While David Kovari (Hungary) was completing his master's degree in Budapest, he had a sudden realisation: all of his time was spent studying or working and not on the things that brought him joy.
Rather than sit at a desk all day, he wanted to enjoy his personal life and push himself to his limits. So, he decided to recapture his spirit of adventure and attempt a Guinness World Records title!
David put his research skills to test and found a record for the most countries visited in 24 hours by bicycle (male), which was the perfect mix of sporting challenge and logistical strategy.
After weeks of meticulous preparation, including going so far as to check the quality of roads on Google Street View, he worked out what he believed was the optimal route for surpassing the existing record of six. Now all he had to do was actually cycle the distance!
The record was first set at four in 2013 by Glen Burmeister (UK), who chose Eastern Europe for his attempt, starting in the Czech Republic, before reaching Austria, Slovakia and Hungary. A few years later, compatriot Karsten Koehler surpassed his total by attempting the record in Western and Central Europe, reaching Belgium, Netherlands, Germany, Luxembourg and France, all within a 24-hour period.
Michael Moll (Germany) calculated it was best to start his attempt in Italy, before passing through Switzerland, Liechtenstein, Austria, Germany and France to achieve the record in 2016. David, however, believed it would be best to start in Poland before cycling south through the Czech Republic, Slovakia, Austria, Hungary, Slovenia and Croatia – seven countries and a total of well over 500 km (310 miles).
"I used 3 different platforms for planning," he explained. "The roads were split into three categories based on their quality: perfect, acceptable, no-go. The plan was to stay on perfect roads as much as possible, avoid main roads and heavy traffic, and keep elevation to a minimum."
For the journey, David packed a small bag of essentials (tools, camera, GPS, energy drinks, salad and sushi – prepared for him by his mother) before setting of on his mission to become Officially Amazing. His first long rest break was not until 10 hours into the attempt, when he reached Bratislava, Slovakia, which is near the Austrian and Hungarian borders.
David explained that his native Hungary was his favourite country to visit: "As the attempt started at 5 p.m., I was riding in the dark and cold for the most part. Hungary was the first country I entered after sunrise and it was an amazing experience to feel warmth both in my heart and outside on my body. As soon as I crossed the border, it felt like I arrived home."

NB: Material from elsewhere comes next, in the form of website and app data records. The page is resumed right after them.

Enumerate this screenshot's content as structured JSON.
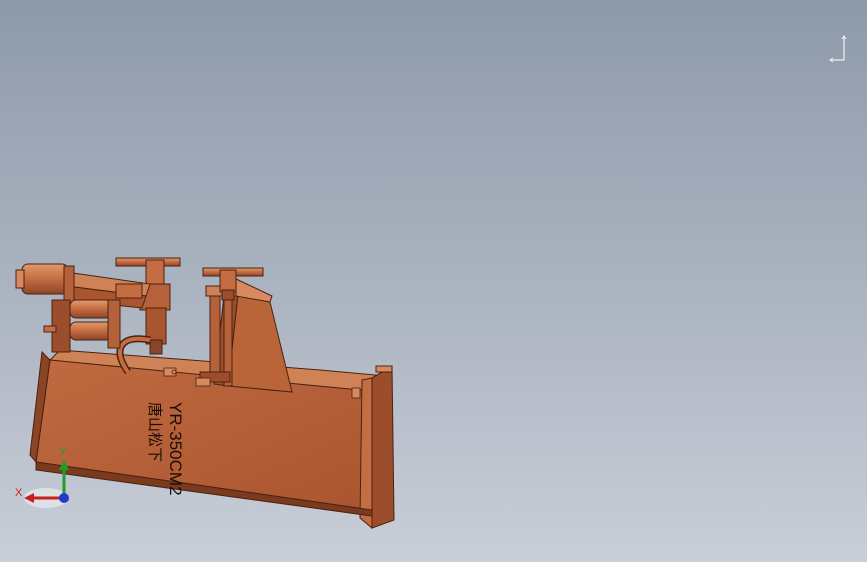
{
  "model": {
    "label_line1": "唐山松下",
    "label_line2": "YR-350CM2"
  },
  "triad": {
    "x_label": "X",
    "y_label": "Y"
  },
  "colors": {
    "background_top": "#8e9aaa",
    "background_bottom": "#c9ced8",
    "body_main": "#b5623b",
    "body_dark": "#8a4426",
    "body_light": "#d78a5f",
    "axis_x": "#c81e1e",
    "axis_y": "#1e9e28",
    "axis_z": "#1e3ccc"
  },
  "icons": {
    "view_orientation": "view-orientation-icon",
    "reference_triad": "reference-triad-icon"
  }
}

He reached Mursko Središće, which is on Croatia's northern border with Slovenia, with just over two hours spare.
"Reaching the next country would have been almost impossible," he noted. The nearest country was Bosnia and Herzegovina, roughly 228 km (141 miles) away.
David was coy when asked how he could have added an extra country to his total, but did offer some friendly advice: "If someone wishes to break this record and visit eight countries, they will need to minimise their time stopped, especially for finding witnesses."
As well as a personal challenge, David used the record attempt to support IT education for children. He would like to increase his record one day; but before then he plans to celebrate his record-breaking achievement on Guinness World Records Day, which also happens to fall on his birthday!
What will your adventure be?
Feeling inspired to attempt a Guinness World Records title yourself after reading David's story? Discover your Spirit of Adventure by finding out more about GWR Day, including how you can get involved on the day itself (Thursday 14 November). We realise everyone’s adventure is different, so whether it's taking on a new challenge, fulfiling a desire for adrenaline or perfecting your existing skills – there's a record waiting for you.